KENYA – The government of Kenya will need to expedite the deployment of 358,700 doses of the Astrazeneca Covid-19 vaccine donated by Denmark, which are to expire on July 31.
The jabs arrived in Kenya on Monday night and were taken to the national vaccines store in Athi River for distribution.
Head of vaccines deployment task force, Willis Akhwale, said despite the short expiry period, Kenya has one of the most efficient rollout plans.
“So with these ones, and the capacity to even vaccinate 50,000 people per day, we believe in two to three weeks we will have used this particular consignment,” Dr Akhwale said.

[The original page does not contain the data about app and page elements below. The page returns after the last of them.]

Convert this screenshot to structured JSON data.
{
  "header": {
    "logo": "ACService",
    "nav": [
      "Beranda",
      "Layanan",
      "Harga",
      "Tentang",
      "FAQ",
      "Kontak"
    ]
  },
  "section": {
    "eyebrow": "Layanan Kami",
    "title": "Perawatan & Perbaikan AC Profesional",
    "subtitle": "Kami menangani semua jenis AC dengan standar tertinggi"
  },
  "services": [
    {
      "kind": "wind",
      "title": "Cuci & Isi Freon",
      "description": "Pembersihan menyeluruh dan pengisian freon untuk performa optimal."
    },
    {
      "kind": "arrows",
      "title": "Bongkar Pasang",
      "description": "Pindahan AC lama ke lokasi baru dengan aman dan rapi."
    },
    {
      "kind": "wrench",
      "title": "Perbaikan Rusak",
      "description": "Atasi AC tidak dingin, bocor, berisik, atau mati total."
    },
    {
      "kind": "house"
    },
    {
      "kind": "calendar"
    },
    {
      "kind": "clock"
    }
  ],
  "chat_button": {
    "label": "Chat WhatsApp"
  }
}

The consignment is a major boost to the administration of the second dose, as there were only 5,000 doses left in stock.
Healthcare workers and other essential service providers will be allowed to jump the queue.
Medical practitioners have already complained about missing their second jab despite being alerted to get it in various facilities.

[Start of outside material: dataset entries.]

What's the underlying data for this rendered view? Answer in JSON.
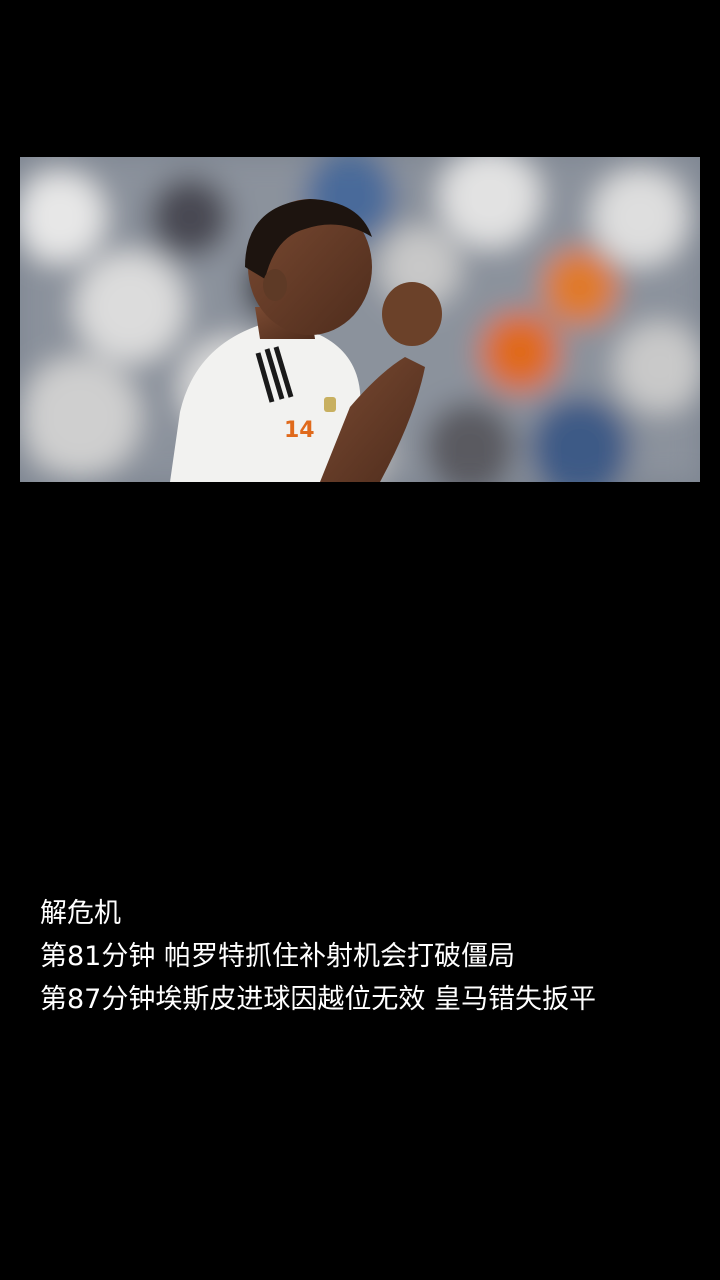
{
  "caption": {
    "lines": [
      "解危机",
      "第81分钟 帕罗特抓住补射机会打破僵局",
      "第87分钟埃斯皮进球因越位无效 皇马错失扳平"
    ]
  },
  "photo": {
    "subject": "football-player-celebrating",
    "colors": {
      "background": "#000000",
      "jersey": "#f2f2f0",
      "accent_orange": "#e06a1c",
      "crowd_blue": "#3c5a86"
    }
  }
}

The Health ministry said only those to get the second jab will get vaccinated. The rest of the people who have yet to get a single shot were asked to wait for the government to procure Johnson and Johnson vaccines.
“We are hopeful that in the next coming week we will be receiving additional vaccines from the Covax facility; around 180,000 will be coming in to add on to what we have already received,” Health principal secretary Susan Mochache said.
By Monday, 192,093 people had received the second dose of the Covid-19 vaccine. From these, 52,830 are healthcare workers, 52,041 are people aged 58 years and above, 22,189 teachers and 14,020 security officers.
A total of 995,570 people had been reached with the first dose, and some 1,187,663 have been vaccinated.
“Kenya is in a difficult situation as they have received fewer vaccines than expected, and it is my hope that the vaccines from Denmark can help fill the gap until more arrive,” Danish Ambassador Ole Thonke said.
The rollout of the national vaccination campaign is being led by the Health ministry with support from the Global Alliance for Vaccines Initiative, WHO, Unicef and other partners.
Unicef is providing support to the Ministry of Health in the areas of planning, cold chain capacity, risk communication and community engagement, as well as procurement and transporting of vaccines.
“These vital Covid-19 vaccines will undoubtedly save lives, help keep health and other essential services running safely and support the recovery from the consequences of the pandemic,” Unicef representative to Kenya Maniza Zaman said.
Zaman reiterated the need for vaccine equity as 68 people in 100 in high-income countries have been vaccinated, but only two people in 100 in Africa.